**Exercise requirements:**
All lines in the data below carrying the string "Разрешить" are to be located and copied.

**Records drawn from a dataset:**
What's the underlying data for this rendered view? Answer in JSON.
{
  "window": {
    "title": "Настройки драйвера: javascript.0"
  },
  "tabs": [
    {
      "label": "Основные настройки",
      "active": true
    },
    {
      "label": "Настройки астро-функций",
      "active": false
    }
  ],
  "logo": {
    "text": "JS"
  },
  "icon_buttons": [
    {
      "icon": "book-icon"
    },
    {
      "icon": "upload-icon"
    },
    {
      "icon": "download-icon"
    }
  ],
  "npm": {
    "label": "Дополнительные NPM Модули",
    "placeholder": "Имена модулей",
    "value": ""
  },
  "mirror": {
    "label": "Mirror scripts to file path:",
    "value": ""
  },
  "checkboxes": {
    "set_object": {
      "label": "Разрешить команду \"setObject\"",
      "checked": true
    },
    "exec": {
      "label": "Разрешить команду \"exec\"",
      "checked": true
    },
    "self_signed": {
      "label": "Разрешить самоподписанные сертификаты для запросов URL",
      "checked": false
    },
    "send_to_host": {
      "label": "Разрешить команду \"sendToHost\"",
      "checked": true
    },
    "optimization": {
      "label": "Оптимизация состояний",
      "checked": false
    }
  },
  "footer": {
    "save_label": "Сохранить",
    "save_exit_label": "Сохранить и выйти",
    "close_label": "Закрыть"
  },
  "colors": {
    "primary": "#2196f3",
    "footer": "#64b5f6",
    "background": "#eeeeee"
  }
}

**Answer for the task:**
      "label": "Разрешить команду \"setObject\"",
      "label": "Разрешить команду \"exec\"",
      "label": "Разрешить самоподписанные сертификаты для запросов URL",
      "label": "Разрешить команду \"sendToHost\"",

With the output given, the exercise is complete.